═══ Entries provided

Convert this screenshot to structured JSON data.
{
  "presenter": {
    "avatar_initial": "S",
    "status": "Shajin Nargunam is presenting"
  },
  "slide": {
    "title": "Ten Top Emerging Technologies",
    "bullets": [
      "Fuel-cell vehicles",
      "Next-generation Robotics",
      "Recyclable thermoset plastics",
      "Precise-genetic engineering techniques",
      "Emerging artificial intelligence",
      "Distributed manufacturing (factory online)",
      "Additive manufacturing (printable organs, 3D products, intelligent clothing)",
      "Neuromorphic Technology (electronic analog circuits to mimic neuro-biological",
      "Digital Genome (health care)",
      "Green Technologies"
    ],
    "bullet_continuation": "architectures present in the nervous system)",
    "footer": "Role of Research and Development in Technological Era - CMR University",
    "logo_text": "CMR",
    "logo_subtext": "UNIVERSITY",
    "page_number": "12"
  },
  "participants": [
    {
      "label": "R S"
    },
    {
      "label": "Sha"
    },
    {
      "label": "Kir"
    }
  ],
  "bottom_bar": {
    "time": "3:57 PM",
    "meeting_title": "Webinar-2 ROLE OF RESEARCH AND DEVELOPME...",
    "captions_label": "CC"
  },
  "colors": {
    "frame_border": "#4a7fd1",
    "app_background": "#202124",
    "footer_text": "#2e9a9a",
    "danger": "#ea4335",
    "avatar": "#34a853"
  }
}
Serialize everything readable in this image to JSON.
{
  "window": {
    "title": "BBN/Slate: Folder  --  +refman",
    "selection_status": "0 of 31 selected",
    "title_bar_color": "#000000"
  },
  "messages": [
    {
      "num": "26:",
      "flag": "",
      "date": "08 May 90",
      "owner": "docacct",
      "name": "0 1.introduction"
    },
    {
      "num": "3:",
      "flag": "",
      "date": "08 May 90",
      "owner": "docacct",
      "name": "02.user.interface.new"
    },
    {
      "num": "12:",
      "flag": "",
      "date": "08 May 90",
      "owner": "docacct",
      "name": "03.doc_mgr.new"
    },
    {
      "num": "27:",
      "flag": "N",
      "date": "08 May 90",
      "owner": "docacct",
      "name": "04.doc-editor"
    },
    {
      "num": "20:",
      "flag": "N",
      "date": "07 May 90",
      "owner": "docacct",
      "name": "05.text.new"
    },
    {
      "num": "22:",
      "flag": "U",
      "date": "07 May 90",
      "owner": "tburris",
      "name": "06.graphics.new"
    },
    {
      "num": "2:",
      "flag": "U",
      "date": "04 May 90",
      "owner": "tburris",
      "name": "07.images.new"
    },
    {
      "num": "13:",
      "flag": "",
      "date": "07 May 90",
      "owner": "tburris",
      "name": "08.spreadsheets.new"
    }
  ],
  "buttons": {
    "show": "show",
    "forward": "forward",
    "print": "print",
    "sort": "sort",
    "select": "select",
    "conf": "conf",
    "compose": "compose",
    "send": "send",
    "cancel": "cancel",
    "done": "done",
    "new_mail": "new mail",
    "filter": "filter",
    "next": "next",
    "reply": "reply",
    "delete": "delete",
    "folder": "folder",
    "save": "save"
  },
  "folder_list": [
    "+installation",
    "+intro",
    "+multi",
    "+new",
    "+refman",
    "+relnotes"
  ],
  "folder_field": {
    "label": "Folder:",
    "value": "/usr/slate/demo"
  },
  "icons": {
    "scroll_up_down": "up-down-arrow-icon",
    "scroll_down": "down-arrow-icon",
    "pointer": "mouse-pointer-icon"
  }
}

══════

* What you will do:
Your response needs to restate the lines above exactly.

* Exercise solution:
Convert this screenshot to structured JSON data.
{
  "presenter": {
    "avatar_initial": "S",
    "status": "Shajin Nargunam is presenting"
  },
  "slide": {
    "title": "Ten Top Emerging Technologies",
    "bullets": [
      "Fuel-cell vehicles",
      "Next-generation Robotics",
      "Recyclable thermoset plastics",
      "Precise-genetic engineering techniques",
      "Emerging artificial intelligence",
      "Distributed manufacturing (factory online)",
      "Additive manufacturing (printable organs, 3D products, intelligent clothing)",
      "Neuromorphic Technology (electronic analog circuits to mimic neuro-biological",
      "Digital Genome (health care)",
      "Green Technologies"
    ],
    "bullet_continuation": "architectures present in the nervous system)",
    "footer": "Role of Research and Development in Technological Era - CMR University",
    "logo_text": "CMR",
    "logo_subtext": "UNIVERSITY",
    "page_number": "12"
  },
  "participants": [
    {
      "label": "R S"
    },
    {
      "label": "Sha"
    },
    {
      "label": "Kir"
    }
  ],
  "bottom_bar": {
    "time": "3:57 PM",
    "meeting_title": "Webinar-2 ROLE OF RESEARCH AND DEVELOPME...",
    "captions_label": "CC"
  },
  "colors": {
    "frame_border": "#4a7fd1",
    "app_background": "#202124",
    "footer_text": "#2e9a9a",
    "danger": "#ea4335",
    "avatar": "#34a853"
  }
}
Serialize everything readable in this image to JSON.
{
  "window": {
    "title": "BBN/Slate: Folder  --  +refman",
    "selection_status": "0 of 31 selected",
    "title_bar_color": "#000000"
  },
  "messages": [
    {
      "num": "26:",
      "flag": "",
      "date": "08 May 90",
      "owner": "docacct",
      "name": "0 1.introduction"
    },
    {
      "num": "3:",
      "flag": "",
      "date": "08 May 90",
      "owner": "docacct",
      "name": "02.user.interface.new"
    },
    {
      "num": "12:",
      "flag": "",
      "date": "08 May 90",
      "owner": "docacct",
      "name": "03.doc_mgr.new"
    },
    {
      "num": "27:",
      "flag": "N",
      "date": "08 May 90",
      "owner": "docacct",
      "name": "04.doc-editor"
    },
    {
      "num": "20:",
      "flag": "N",
      "date": "07 May 90",
      "owner": "docacct",
      "name": "05.text.new"
    },
    {
      "num": "22:",
      "flag": "U",
      "date": "07 May 90",
      "owner": "tburris",
      "name": "06.graphics.new"
    },
    {
      "num": "2:",
      "flag": "U",
      "date": "04 May 90",
      "owner": "tburris",
      "name": "07.images.new"
    },
    {
      "num": "13:",
      "flag": "",
      "date": "07 May 90",
      "owner": "tburris",
      "name": "08.spreadsheets.new"
    }
  ],
  "buttons": {
    "show": "show",
    "forward": "forward",
    "print": "print",
    "sort": "sort",
    "select": "select",
    "conf": "conf",
    "compose": "compose",
    "send": "send",
    "cancel": "cancel",
    "done": "done",
    "new_mail": "new mail",
    "filter": "filter",
    "next": "next",
    "reply": "reply",
    "delete": "delete",
    "folder": "folder",
    "save": "save"
  },
  "folder_list": [
    "+installation",
    "+intro",
    "+multi",
    "+new",
    "+refman",
    "+relnotes"
  ],
  "folder_field": {
    "label": "Folder:",
    "value": "/usr/slate/demo"
  },
  "icons": {
    "scroll_up_down": "up-down-arrow-icon",
    "scroll_down": "down-arrow-icon",
    "pointer": "mouse-pointer-icon"
  }
}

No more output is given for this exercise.